The utter lack of a mass market Spoiler until now has been confounding, but I’m glad she’s here. I’m a little bummed we didn’t get the original look first, but for God’s sake, at least it’s Stephanie! This is a rock-solid figure. Well-designed, well-sculpted, and with nice hood and hair elements, I’m sure it made a lot of fans happy. I wish that she had a little more articulation, but it’s a damn fine addition to Bat-or-teen-hero shelf.

I’ve been a fan of The Ray for years, and I’m glad he’s gotten more a spotlight with the CW Seed animation, the Crisis on Earth-X CW appearance, and his prominent role in Justice League of America. This is a GREAT figure, hands-down. Speaking of hands, it comes with two extras and a “smiley” head; I prefer the serious in this case. But this just another solid, well-sculpted, well-painted figure. I know he’s a little hard to find, but I grabbed one on eBay for less than store price, so I felt pretty good about that. As a matter of act, all of these figures are fairly findable on eBay for decent prices, outside of Jessica Cruz; that one takes more work, but it can still be found in the 20s, despite the fact that some people are pricing Buy It Nows in the $60 range.

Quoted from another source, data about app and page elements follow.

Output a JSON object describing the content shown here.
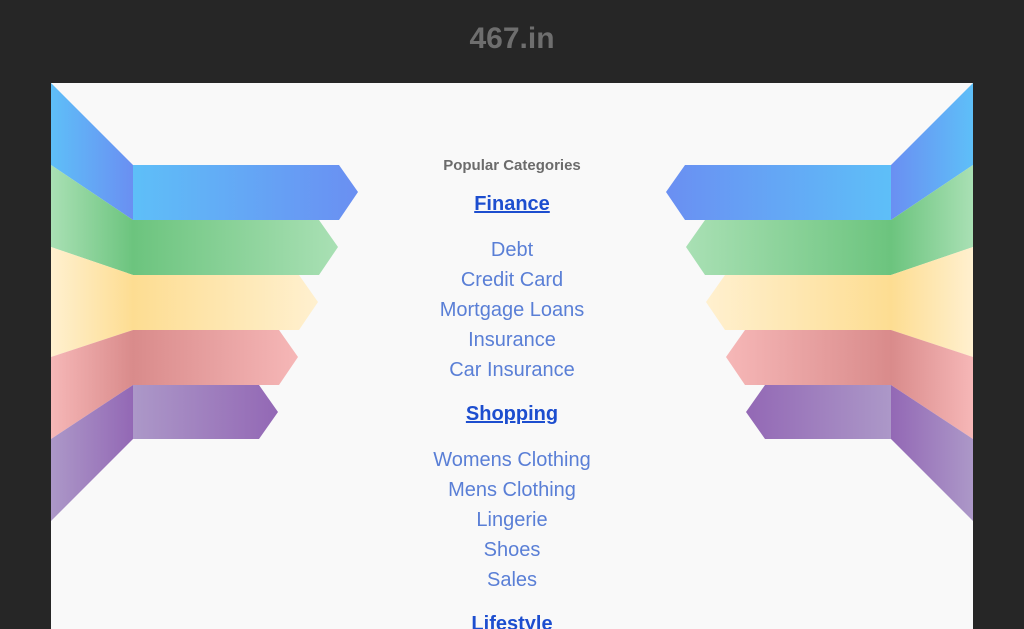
{
  "header": {
    "site_title": "467.in"
  },
  "main": {
    "popular_label": "Popular Categories",
    "categories": [
      {
        "heading": "Finance",
        "links": [
          "Debt",
          "Credit Card",
          "Mortgage Loans",
          "Insurance",
          "Car Insurance"
        ]
      },
      {
        "heading": "Shopping",
        "links": [
          "Womens Clothing",
          "Mens Clothing",
          "Lingerie",
          "Shoes",
          "Sales"
        ]
      },
      {
        "heading": "Lifestyle",
        "links": []
      }
    ]
  },
  "colors": {
    "page_bg": "#262626",
    "panel_bg": "#f9f9f9",
    "heading_link": "#1d4ecf",
    "link": "#5a7fd6",
    "ribbon_blue": "#66b8f5",
    "ribbon_green": "#7ccf8c",
    "ribbon_yellow": "#fde2a0",
    "ribbon_pink": "#e89a9a",
    "ribbon_purple": "#a07cc0"
  }
}
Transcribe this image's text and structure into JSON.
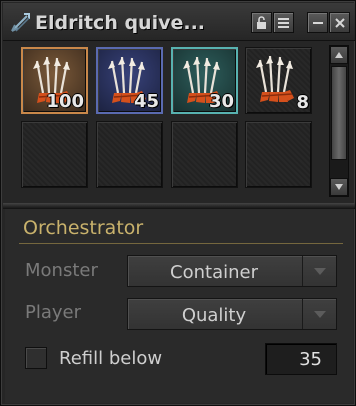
{
  "window": {
    "title": "Eldritch quive..."
  },
  "inventory": {
    "slots": [
      {
        "count": "100",
        "rarity": "orange"
      },
      {
        "count": "45",
        "rarity": "blue"
      },
      {
        "count": "30",
        "rarity": "teal"
      },
      {
        "count": "8",
        "rarity": "none"
      },
      {
        "count": "",
        "rarity": "empty"
      },
      {
        "count": "",
        "rarity": "empty"
      },
      {
        "count": "",
        "rarity": "empty"
      },
      {
        "count": "",
        "rarity": "empty"
      }
    ],
    "item_icon": "arrow-bundle-icon"
  },
  "orchestrator": {
    "title": "Orchestrator",
    "monster_label": "Monster",
    "monster_value": "Container",
    "player_label": "Player",
    "player_value": "Quality",
    "refill_label": "Refill below",
    "refill_value": "35",
    "refill_checked": false
  },
  "colors": {
    "accent_gold": "#c9b26c",
    "rarity_orange": "#c9884a",
    "rarity_blue": "#5a6ab0",
    "rarity_teal": "#58b2b0"
  }
}
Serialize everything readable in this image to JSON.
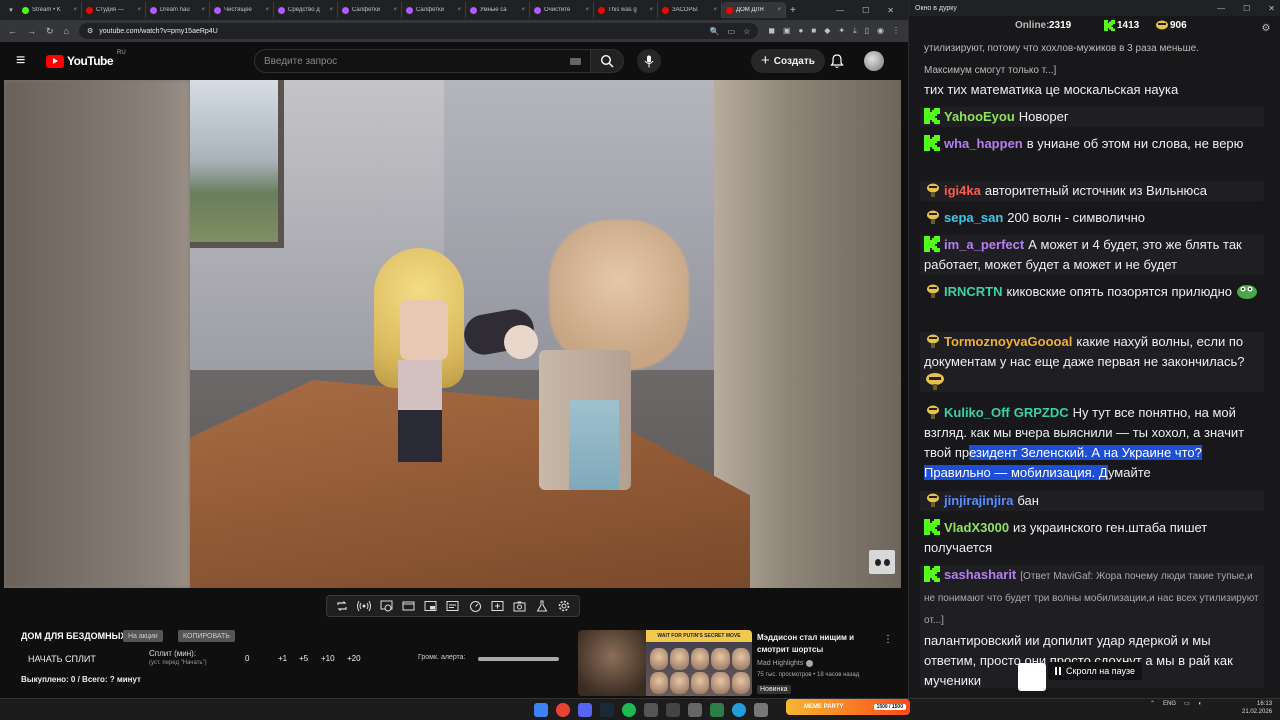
{
  "browser": {
    "tabs": [
      {
        "label": "Stream • K",
        "color": "#53fc18"
      },
      {
        "label": "Студия —",
        "color": "#ff0000"
      },
      {
        "label": "Dream hau",
        "color": "#b15cff"
      },
      {
        "label": "Чистящее",
        "color": "#b15cff"
      },
      {
        "label": "Средство д",
        "color": "#b15cff"
      },
      {
        "label": "Салфетки",
        "color": "#b15cff"
      },
      {
        "label": "Салфетки",
        "color": "#b15cff"
      },
      {
        "label": "Умные са",
        "color": "#b15cff"
      },
      {
        "label": "Очистите",
        "color": "#b15cff"
      },
      {
        "label": "This was g",
        "color": "#ff0000"
      },
      {
        "label": "ЗАСОРЫ",
        "color": "#ff0000"
      },
      {
        "label": "ДОМ ДЛЯ",
        "color": "#ff0000"
      }
    ],
    "url": "youtube.com/watch?v=pmy15aeRp4U"
  },
  "youtube": {
    "logo_text": "YouTube",
    "logo_region": "RU",
    "search_placeholder": "Введите запрос",
    "create_label": "Создать"
  },
  "split": {
    "title": "ДОМ ДЛЯ БЕЗДОМНЫХ",
    "pill_stock": "На акции",
    "pill_copy": "КОПИРОВАТЬ",
    "start_label": "НАЧАТЬ СПЛИТ",
    "minutes_label": "Сплит (мин):",
    "minutes_hint": "(уст. перед \"Начать\")",
    "value": "0",
    "buttons": [
      "+1",
      "+5",
      "+10",
      "+20"
    ],
    "volume_label": "Громк. алерта:",
    "status": "Выкуплено: 0 / Всего: ? минут"
  },
  "recommendation": {
    "banner": "WAIT FOR PUTIN'S SECRET MOVE",
    "title": "Мэддисон стал нищим и смотрит шортсы",
    "channel": "Mad Highlights",
    "meta": "75 тыс. просмотров • 18 часов назад",
    "badge": "Новинка"
  },
  "chat": {
    "window_title": "Окно в дурку",
    "online_label": "Online:",
    "online_value": "2319",
    "kick_count": "1413",
    "emote_count": "906",
    "scroll_paused": "Скролл на паузе",
    "messages": {
      "m0a": "утилизируют, потому что хохлов-мужиков в 3 раза меньше.",
      "m0b": "Максимум смогут только т...]",
      "m0c": "тих тих математика це москальская наука",
      "m1_user": "YahooEyou",
      "m1_text": "Новорег",
      "m2_user": "wha_happen",
      "m2_text": "в униане об этом ни слова, не верю",
      "m3_user": "igi4ka",
      "m3_text": "авторитетный источник из Вильнюса",
      "m4_user": "sepa_san",
      "m4_text": "200 волн - символично",
      "m5_user": "im_a_perfect",
      "m5_text": "А может и 4 будет, это же блять так работает, может будет а может и не будет",
      "m6_user": "IRNCRTN",
      "m6_text": "киковские опять позорятся прилюдно",
      "m7_user": "TormoznoyvaGoooal",
      "m7_text": "какие нахуй волны, если по документам у нас еще даже первая не закончилась?",
      "m8_user": "Kuliko_Off",
      "m8_mention": "GRPZDC",
      "m8_text_a": "Ну тут все понятно, на мой взгляд. как мы вчера выяснили — ты хохол, а значит твой пр",
      "m8_text_hl": "езидент Зеленский. А на Украине что? Правильно — мобилизация. Д",
      "m8_text_b": "умайте",
      "m9_user": "jinjirajinjira",
      "m9_text": "бан",
      "m10_user": "VladX3000",
      "m10_text": "из украинского ген.штаба пишет получается",
      "m11_user": "sashasharit",
      "m11_reply": "[Ответ MaviGaf: Жора почему люди такие тупые,и не понимают что будет три волны мобилизации,и нас всех утилизируют от...]",
      "m11_text": "палантировский ии допилит удар ядеркой и мы ответим, просто они просто сдохнут а мы в рай как мученики"
    }
  },
  "taskbar": {
    "meme_label": "MEME PARTY",
    "meme_value": "1500 / 1500",
    "lang": "ENG",
    "time": "16:13",
    "date": "21.02.2026"
  },
  "colors": {
    "kick_green": "#53fc18",
    "user_green": "#8fe35a",
    "user_purple": "#b57ff0",
    "user_red": "#ff5c4d",
    "user_cyan": "#37c8f0",
    "user_orange": "#f0b030",
    "user_teal": "#3bd1a0",
    "user_blue": "#5c8cff"
  }
}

At this point, I plan to get Vixen and Rebirth Kid Flash, which are still in release, Katana at year’s end, and several entries in the Killer Croc C&C wave, notably Red Hood and Alfred. Have you been enjoying DC Multiverse? Will you be sad to see it go? What do you want to see before the end of 2019? Thanks for reading, and comment away.